Not only do 3 billion people around the world rely on fish to provide them with protein, but 10-12 percent of the global population is supported by the aquaculture and fishing industry (Hance). In the Pacific Islands alone, 50 to 90 percent of their protein is sourced from fish (O’Gorman). Clearly, the seafood industry is a staple in the livelihoods of many inhabitants across the globe and with the global seafood demand expecting to grow to 50 million tons by the year 2025, the conditions of the ocean need to be addressed (O’Gorman).
In 2015, the Living Blue Planet released a report with shocking results showing that between 1970 and 2012 the marine populations of fish, birds, reptiles, and mammals have declined by 49 percent (Marshall). Do you like bonito, tuna, or mackerel? Well, their populations have seen a decline of 74 percent between 1970 and 2012 (Marshall). Many factors can be attributed to these declines. Climate change is warming the oceans and causing habitat loss due to acidification and plastic pollution is finding its way into marine animal systems (Marshall). The most detrimental factor leading to these declines though is that of overfishing and illegal fishing. According to Wyatt Marshall of The Vice, around 29 percent of the fisheries across the oceans are overfished, 61 percent of the fisheries have been completely exhausted, and 12 to 28 percent, or $23 billion worth, of the global fish catch is attributed to illegal fishing (Marshall).

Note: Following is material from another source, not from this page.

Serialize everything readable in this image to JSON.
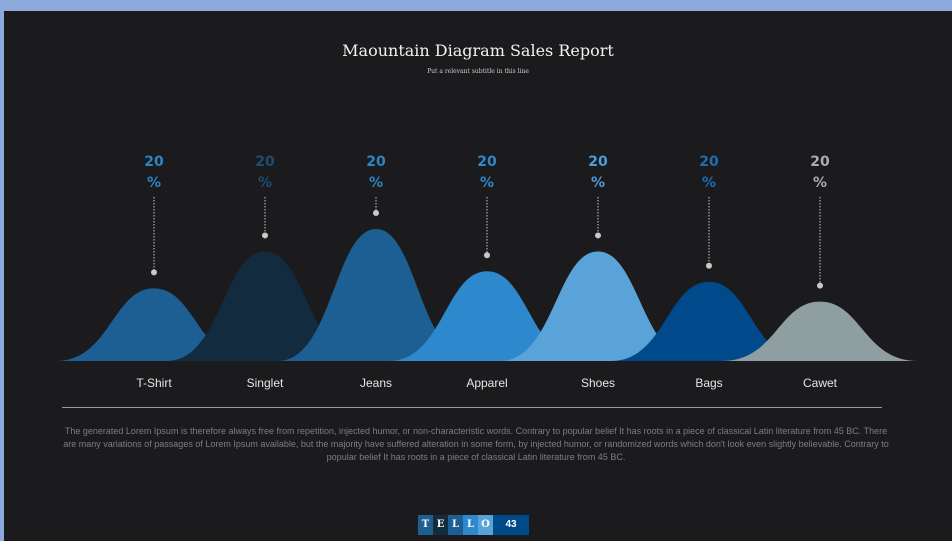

The United Nation’s Food and Agriculture Organization (FAO) collects fish catch data from nation’s across the globe annually, but doesn’t include data from sport fishing, illegal fishing, or bycatch (Carrington). New studies have shown that the FAO’s numbers are far from what they should be due to this exclusion of data (Carrington). Damian Carrington of The Guardian says that new studies show that the amount of fish catches are decreasing globally at rates three times more than what FAO’s research provides (Carrington). At the fore front this sounds like people are fishing less, creating a decline in fish catches per year, but Professor Daniel Pauly of the University of British Columbia assures that this decline is caused by countries overfishing and exploiting their fisheries (Carrington). Professor Callum Roberts of the University of York (United Kingdom) suggests that overfishing and fishery exploitation by large fishing industries is having a detrimental effect on developing countries whose people rely on fish for their nutritional and financial livelihoods (Carrington).

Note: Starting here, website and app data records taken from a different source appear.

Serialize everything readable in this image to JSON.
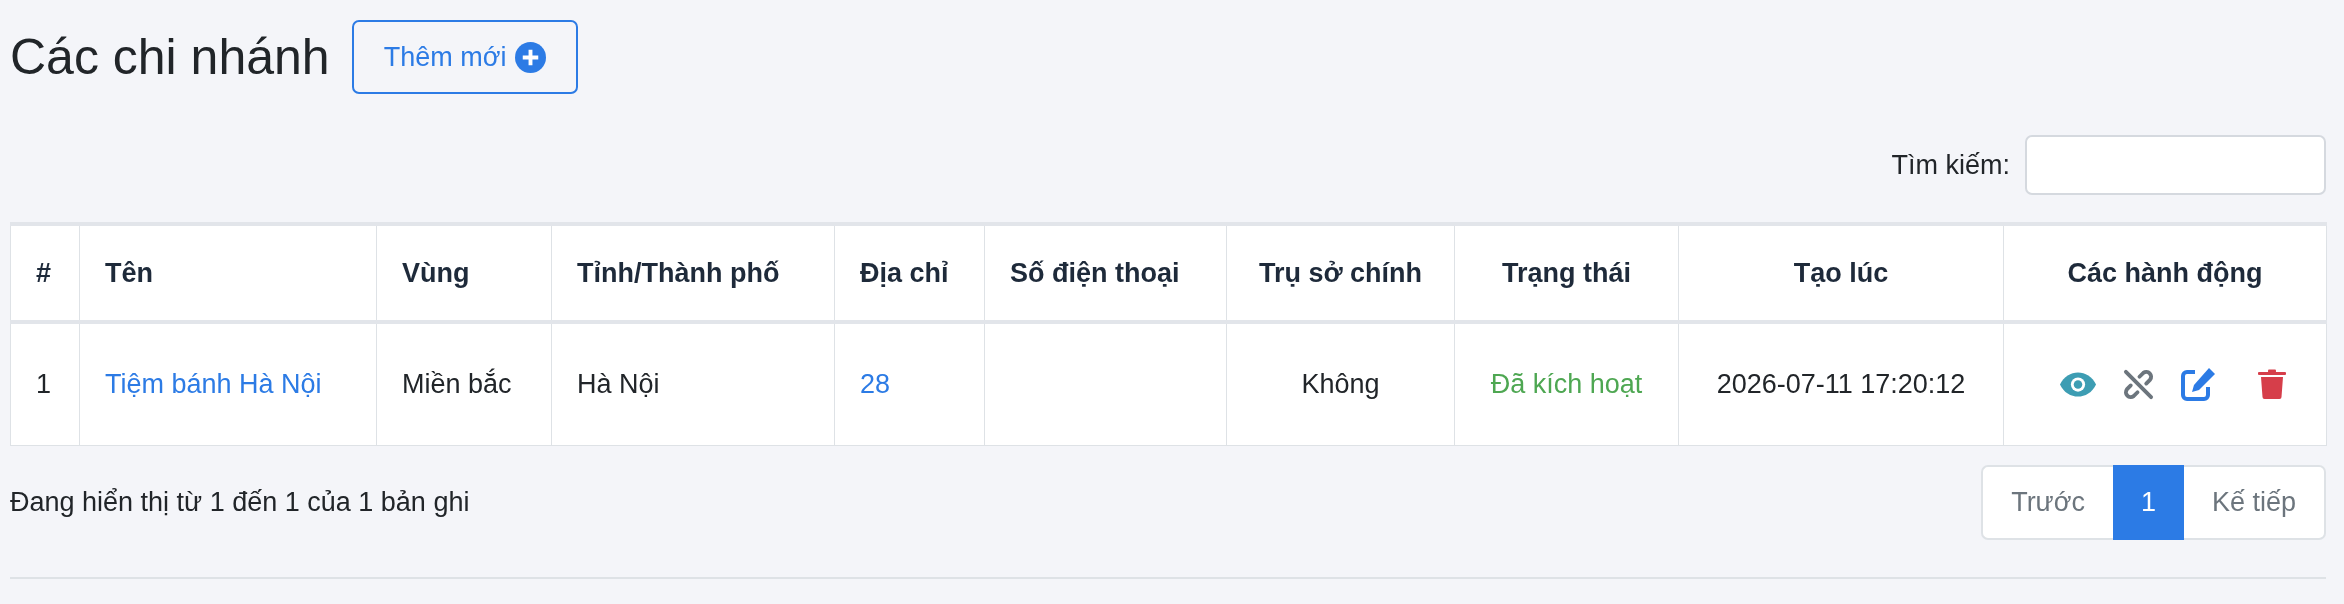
{
  "page": {
    "title": "Các chi nhánh",
    "add_button": {
      "label": "Thêm mới"
    }
  },
  "search": {
    "label": "Tìm kiếm:"
  },
  "table": {
    "columns": [
      "#",
      "Tên",
      "Vùng",
      "Tỉnh/Thành phố",
      "Địa chỉ",
      "Số điện thoại",
      "Trụ sở chính",
      "Trạng thái",
      "Tạo lúc",
      "Các hành động"
    ],
    "rows": [
      {
        "number": "1",
        "name": "Tiệm bánh Hà Nội",
        "region": "Miền bắc",
        "province": "Hà Nội",
        "address": "28",
        "headquarters": "Không",
        "status": {
          "label": "Đã kích hoạt",
          "active": true
        },
        "created_at": "2026-07-11 17:20:12",
        "actions": [
          {
            "kind": "view"
          },
          {
            "kind": "unlink"
          },
          {
            "kind": "edit"
          },
          {
            "kind": "delete"
          }
        ]
      }
    ]
  },
  "table_info": "Đang hiển thị từ 1 đến 1 của 1 bản ghi",
  "pagination": [
    {
      "label": "Trước",
      "selected": false,
      "disabled": true
    },
    {
      "label": "1",
      "selected": true,
      "disabled": false
    },
    {
      "label": "Kế tiếp",
      "selected": false,
      "disabled": true
    }
  ]
}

Not only are the oceans being depleted of fish and other marine animals, but much of the seafood caught is being wasted. Each year the United States catches 4.7 billion pounds of seafood and an astounding 44 percent, or 2.3 billion pounds, of that seafood is wasted (Kessier). If those numbers don’t mean much to you, take into consideration that those 2.3 billion pounds that are wasted each year could actually provide 12 million women or 10 million men with the protein that they need each year (Kessier). If we break down that 2.3 billion pounds of waste by culprit we find that 51 to 63 percent is wasted by people throwing away unfinished or old seafood items, 16 to 32 percent is wasted as bycatch, and 13 to 16 percent is wasted when unwanted portions are thrown out during distribution and retail operations (Kessier).
As marine animal numbers decline and seafood demand increases, the outlook for the ocean doesn’t seem too bright. A variety of measures can be taken to help reduce the decline of fish and other marine animals in the oceans as well as reduce the amount of seafood wasted. Establishing areas of the ocean as Marine Protected Areas (MPAs), improving marine management, and encouraging sustainable aquaculture and fishing industries are a few of the solutions to the loss of marine animals (Hance). Some of the measures to reduce waste include encouraging the consumption of parts that are not commonly eaten on a fish and implementing programs to reduce bycatch (Kessier). The ocean is a significant resource for humans, providing food and contributing to our livelihoods, but if we just dive in and take whatever we want without considering the consequences, we may find ourselves in a world of trouble.